• _WHAT YOU SHOULD DO_: Check each line of the listing for the word "heading" and give only the number of lines that have it.

• _AVAILABLE RECORDS_:
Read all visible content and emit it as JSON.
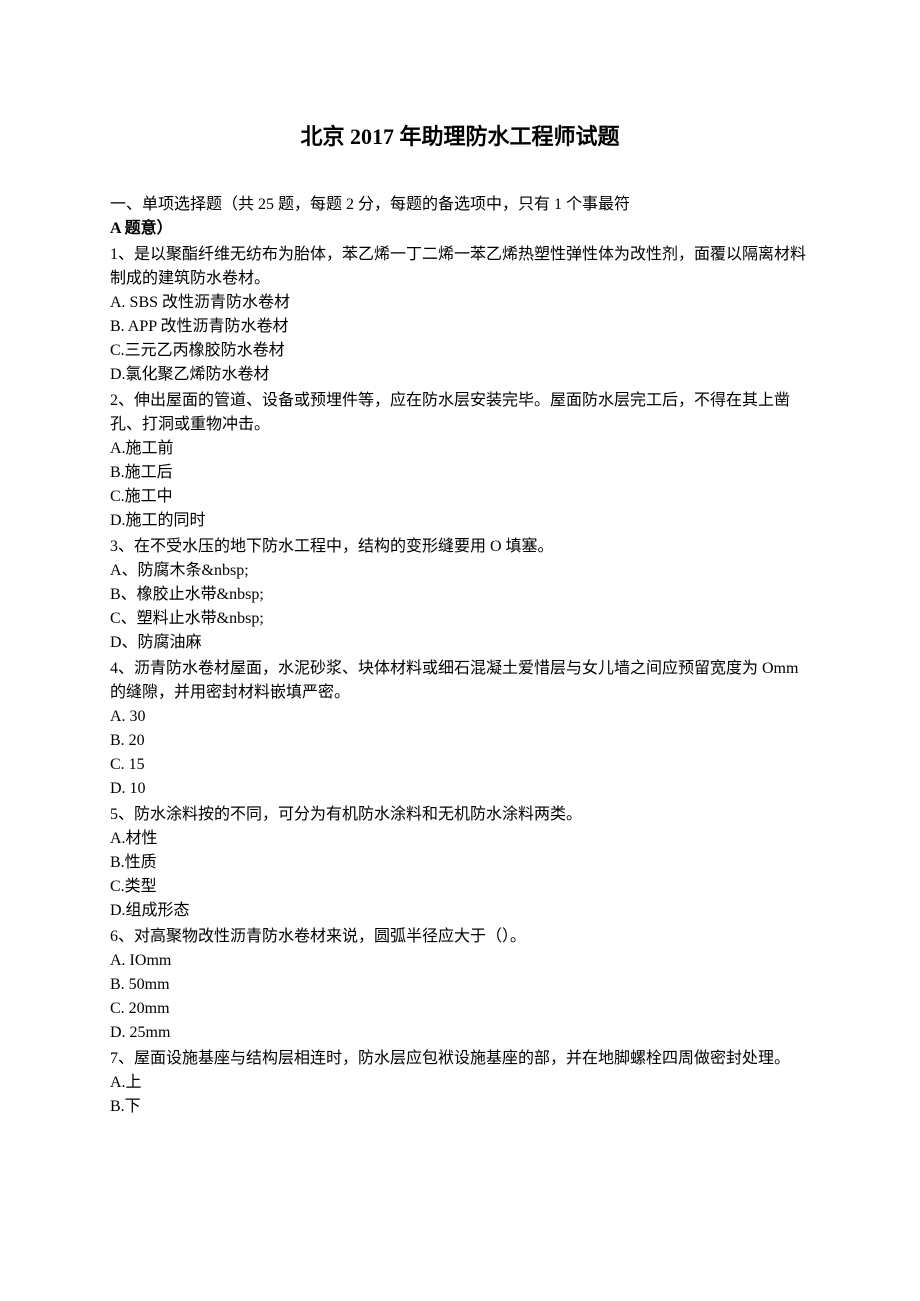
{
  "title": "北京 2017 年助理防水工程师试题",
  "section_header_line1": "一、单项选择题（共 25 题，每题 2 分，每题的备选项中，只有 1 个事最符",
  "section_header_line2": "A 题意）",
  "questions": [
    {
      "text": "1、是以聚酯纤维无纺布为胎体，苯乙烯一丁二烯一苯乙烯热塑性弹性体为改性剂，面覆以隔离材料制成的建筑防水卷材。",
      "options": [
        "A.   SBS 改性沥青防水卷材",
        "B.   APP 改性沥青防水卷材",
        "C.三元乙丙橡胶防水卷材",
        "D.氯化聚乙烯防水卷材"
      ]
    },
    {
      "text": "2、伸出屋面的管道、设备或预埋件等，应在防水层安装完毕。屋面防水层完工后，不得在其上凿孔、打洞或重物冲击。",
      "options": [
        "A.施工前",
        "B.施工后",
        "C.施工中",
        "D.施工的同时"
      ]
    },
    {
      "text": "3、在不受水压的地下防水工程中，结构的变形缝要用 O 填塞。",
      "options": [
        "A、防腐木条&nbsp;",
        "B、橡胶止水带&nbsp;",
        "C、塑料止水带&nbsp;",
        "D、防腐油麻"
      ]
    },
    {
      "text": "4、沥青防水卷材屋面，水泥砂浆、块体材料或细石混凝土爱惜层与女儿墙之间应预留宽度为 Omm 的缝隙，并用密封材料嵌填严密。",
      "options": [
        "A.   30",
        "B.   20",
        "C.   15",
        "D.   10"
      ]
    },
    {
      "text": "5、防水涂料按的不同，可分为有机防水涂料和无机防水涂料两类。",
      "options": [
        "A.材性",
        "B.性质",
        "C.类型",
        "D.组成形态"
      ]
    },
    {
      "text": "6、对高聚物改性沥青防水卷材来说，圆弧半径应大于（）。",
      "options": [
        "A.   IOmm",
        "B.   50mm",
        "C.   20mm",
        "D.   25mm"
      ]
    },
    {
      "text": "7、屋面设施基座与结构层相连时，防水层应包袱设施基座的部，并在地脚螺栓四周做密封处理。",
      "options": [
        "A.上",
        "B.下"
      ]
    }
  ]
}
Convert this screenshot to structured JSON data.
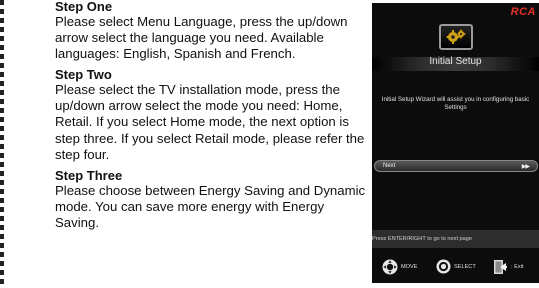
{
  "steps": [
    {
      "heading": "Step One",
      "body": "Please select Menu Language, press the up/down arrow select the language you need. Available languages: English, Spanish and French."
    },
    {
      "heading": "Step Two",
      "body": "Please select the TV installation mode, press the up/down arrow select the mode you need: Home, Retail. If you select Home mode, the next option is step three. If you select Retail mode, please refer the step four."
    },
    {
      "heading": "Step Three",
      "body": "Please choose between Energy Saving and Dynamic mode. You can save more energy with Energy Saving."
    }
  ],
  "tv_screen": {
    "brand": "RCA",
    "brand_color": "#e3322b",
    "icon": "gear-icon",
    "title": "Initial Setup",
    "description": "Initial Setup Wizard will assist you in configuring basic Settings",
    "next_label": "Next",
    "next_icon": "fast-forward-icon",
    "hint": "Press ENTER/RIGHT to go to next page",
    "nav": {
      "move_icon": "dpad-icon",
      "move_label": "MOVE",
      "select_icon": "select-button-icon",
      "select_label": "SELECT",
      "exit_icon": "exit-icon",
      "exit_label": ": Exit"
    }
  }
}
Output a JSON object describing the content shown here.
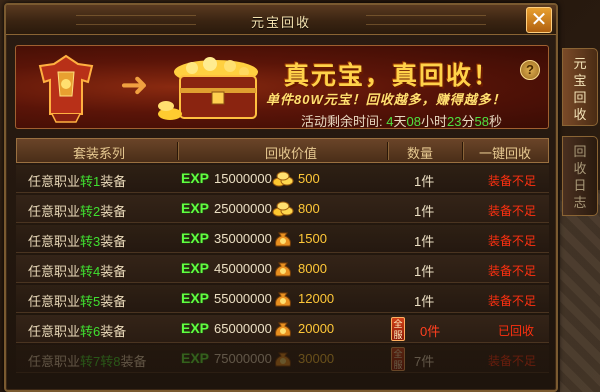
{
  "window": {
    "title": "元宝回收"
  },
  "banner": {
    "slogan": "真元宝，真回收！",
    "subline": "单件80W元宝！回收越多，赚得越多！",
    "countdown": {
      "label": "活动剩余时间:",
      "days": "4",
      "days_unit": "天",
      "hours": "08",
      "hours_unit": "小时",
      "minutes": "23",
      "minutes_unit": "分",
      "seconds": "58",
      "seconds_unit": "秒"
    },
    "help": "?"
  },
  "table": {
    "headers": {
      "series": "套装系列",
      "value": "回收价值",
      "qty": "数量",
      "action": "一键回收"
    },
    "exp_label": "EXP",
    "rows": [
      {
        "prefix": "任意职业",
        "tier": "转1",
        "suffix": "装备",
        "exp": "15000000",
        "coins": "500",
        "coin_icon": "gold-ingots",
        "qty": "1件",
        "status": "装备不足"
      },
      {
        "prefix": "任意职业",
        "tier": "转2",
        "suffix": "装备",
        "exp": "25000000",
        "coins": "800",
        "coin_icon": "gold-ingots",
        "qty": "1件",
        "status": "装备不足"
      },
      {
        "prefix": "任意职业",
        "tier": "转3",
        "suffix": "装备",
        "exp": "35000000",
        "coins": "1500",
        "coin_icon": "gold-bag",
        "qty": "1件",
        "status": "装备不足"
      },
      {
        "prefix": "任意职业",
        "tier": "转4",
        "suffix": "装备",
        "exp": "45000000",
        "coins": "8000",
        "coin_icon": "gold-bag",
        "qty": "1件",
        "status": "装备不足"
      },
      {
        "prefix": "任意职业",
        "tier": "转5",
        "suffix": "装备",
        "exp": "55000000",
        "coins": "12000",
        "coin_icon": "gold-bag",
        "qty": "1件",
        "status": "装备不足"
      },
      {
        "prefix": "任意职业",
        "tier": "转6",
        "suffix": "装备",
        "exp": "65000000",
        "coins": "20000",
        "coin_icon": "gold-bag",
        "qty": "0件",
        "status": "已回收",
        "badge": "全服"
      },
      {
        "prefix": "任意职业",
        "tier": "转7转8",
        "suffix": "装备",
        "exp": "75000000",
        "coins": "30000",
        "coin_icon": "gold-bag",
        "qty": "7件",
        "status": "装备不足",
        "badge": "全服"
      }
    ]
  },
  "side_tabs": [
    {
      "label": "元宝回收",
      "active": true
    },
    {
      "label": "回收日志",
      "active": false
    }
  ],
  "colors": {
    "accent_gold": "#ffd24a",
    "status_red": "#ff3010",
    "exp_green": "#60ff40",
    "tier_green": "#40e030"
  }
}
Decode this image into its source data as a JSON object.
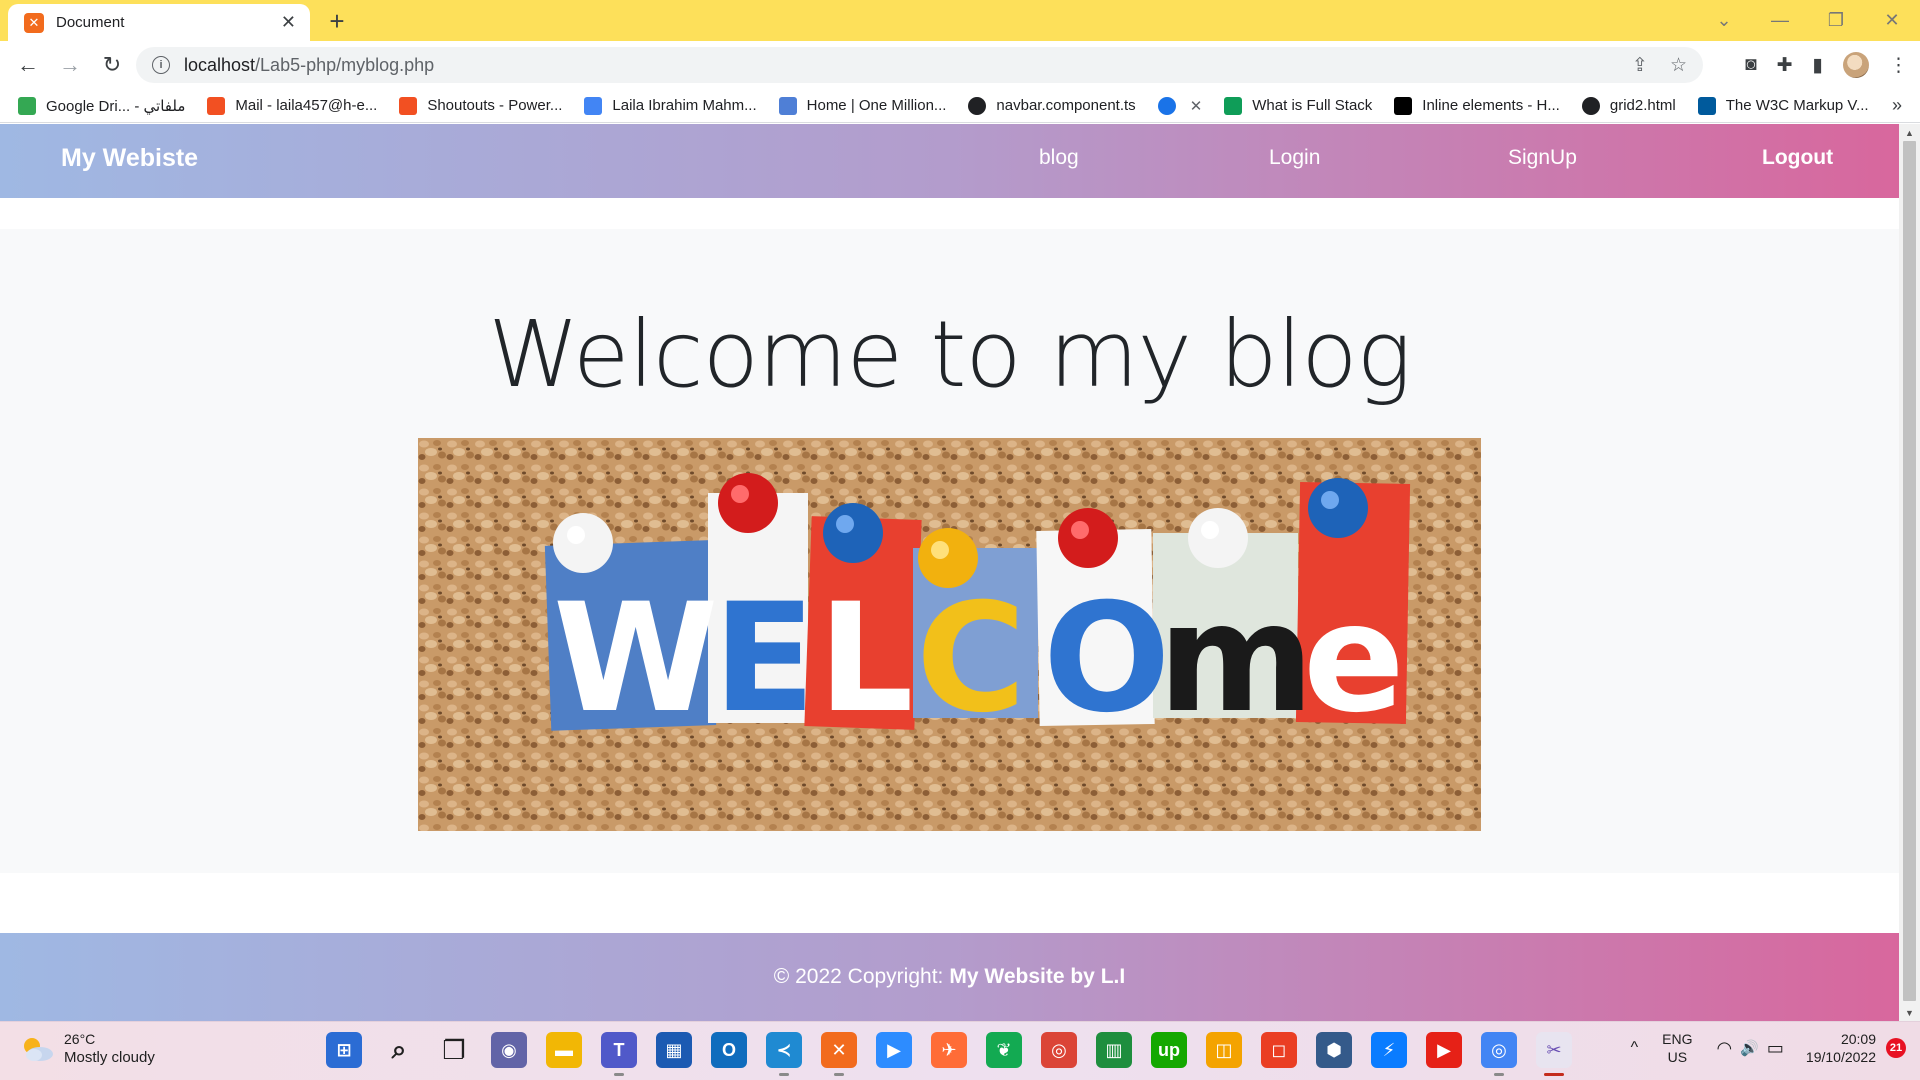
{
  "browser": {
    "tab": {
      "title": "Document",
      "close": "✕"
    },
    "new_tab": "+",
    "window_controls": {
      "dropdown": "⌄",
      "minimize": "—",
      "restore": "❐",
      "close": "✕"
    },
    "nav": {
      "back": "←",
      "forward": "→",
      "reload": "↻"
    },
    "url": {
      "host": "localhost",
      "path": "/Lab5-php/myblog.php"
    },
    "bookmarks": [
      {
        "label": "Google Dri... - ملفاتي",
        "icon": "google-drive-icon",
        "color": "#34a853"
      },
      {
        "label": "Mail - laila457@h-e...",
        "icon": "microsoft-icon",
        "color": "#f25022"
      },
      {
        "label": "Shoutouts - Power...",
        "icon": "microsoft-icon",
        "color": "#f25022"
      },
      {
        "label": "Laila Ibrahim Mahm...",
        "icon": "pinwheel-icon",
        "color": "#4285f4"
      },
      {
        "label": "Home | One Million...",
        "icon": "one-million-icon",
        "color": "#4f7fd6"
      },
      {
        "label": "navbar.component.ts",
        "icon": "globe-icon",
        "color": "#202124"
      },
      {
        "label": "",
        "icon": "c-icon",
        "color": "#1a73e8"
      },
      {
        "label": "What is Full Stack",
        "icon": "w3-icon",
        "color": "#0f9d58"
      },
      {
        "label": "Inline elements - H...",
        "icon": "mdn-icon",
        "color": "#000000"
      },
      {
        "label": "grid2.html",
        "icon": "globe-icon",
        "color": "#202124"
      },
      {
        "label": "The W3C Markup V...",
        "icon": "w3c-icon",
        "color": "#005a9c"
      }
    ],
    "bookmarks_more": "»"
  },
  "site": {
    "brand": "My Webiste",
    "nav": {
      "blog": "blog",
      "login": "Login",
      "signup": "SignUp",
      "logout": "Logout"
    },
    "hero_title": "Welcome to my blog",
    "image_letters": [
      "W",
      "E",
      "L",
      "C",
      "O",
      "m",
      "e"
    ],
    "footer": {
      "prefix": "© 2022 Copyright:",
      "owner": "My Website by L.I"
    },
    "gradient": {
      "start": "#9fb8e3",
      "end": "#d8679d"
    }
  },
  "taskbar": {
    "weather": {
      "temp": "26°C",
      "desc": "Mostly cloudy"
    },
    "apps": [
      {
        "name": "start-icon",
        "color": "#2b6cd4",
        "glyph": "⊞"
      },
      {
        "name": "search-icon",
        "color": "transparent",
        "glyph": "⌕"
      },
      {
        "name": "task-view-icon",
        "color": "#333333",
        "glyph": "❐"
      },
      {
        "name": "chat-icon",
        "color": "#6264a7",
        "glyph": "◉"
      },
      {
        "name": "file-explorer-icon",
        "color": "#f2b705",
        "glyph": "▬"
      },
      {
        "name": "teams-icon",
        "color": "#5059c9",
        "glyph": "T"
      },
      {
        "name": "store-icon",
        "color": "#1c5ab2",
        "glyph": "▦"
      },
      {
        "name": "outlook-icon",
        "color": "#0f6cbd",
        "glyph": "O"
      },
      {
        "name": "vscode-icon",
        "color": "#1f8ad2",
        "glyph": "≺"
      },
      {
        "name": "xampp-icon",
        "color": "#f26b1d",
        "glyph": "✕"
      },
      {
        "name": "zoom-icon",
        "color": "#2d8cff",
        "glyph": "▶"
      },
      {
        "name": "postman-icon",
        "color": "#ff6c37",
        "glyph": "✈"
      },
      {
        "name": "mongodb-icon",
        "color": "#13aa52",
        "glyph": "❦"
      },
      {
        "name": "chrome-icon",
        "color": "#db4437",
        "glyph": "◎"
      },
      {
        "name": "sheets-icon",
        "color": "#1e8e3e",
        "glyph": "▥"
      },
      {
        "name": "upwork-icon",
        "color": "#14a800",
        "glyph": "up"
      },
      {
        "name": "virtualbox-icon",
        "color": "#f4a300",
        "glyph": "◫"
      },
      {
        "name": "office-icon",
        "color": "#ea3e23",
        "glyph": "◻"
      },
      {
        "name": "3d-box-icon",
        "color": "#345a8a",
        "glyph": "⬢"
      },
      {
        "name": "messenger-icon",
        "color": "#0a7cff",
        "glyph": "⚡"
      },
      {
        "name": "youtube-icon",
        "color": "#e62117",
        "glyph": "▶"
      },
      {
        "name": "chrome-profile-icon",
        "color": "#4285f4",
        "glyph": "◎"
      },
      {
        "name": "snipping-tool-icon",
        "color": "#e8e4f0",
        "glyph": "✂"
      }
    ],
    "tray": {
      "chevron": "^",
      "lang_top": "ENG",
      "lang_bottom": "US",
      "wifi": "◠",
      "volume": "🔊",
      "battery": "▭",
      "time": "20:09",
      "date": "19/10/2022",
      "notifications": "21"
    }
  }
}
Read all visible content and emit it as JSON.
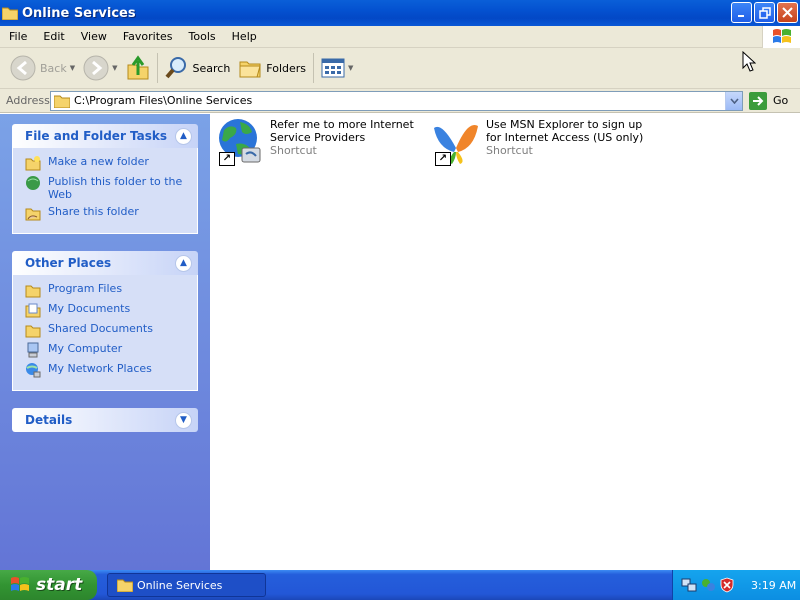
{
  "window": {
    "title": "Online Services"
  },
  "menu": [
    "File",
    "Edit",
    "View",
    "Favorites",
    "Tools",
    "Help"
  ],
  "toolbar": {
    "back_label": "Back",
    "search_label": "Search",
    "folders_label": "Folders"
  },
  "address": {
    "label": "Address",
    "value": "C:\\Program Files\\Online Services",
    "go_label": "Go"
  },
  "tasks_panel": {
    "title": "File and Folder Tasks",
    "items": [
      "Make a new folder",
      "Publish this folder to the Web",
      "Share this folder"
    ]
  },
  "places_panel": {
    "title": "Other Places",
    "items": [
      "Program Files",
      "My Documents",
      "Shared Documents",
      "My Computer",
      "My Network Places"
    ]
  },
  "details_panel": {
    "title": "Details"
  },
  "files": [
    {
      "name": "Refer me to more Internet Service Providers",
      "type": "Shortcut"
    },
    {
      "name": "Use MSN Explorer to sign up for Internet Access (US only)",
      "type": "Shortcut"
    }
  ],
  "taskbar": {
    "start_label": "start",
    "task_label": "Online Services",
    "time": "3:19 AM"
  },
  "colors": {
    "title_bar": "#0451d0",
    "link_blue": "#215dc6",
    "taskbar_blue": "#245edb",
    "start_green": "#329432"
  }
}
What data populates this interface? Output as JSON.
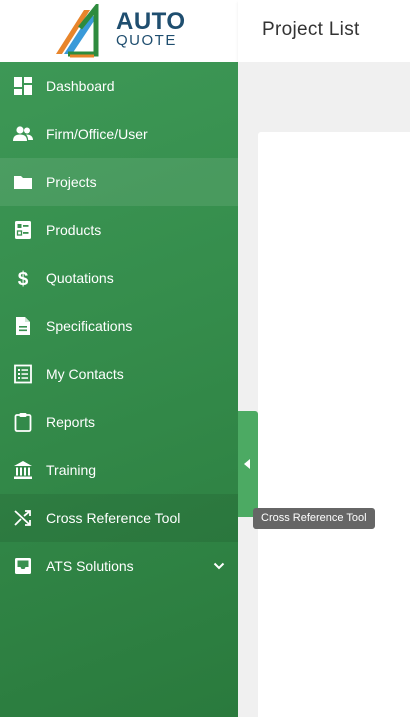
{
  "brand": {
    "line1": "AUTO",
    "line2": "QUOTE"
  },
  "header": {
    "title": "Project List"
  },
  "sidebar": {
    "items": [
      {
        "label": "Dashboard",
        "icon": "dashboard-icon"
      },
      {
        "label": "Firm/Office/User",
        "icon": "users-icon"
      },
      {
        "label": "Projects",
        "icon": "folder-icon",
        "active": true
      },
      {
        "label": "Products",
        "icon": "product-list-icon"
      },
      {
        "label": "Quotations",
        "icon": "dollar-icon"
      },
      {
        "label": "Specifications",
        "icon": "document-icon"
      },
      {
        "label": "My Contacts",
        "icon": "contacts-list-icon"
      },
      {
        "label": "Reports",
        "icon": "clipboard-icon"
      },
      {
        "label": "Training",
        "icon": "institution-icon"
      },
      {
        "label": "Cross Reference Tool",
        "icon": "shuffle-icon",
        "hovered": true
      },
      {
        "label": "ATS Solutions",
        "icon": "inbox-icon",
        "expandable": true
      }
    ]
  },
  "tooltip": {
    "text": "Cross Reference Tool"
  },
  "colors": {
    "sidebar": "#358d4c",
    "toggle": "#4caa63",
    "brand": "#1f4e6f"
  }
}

• _OUTPUT_: 3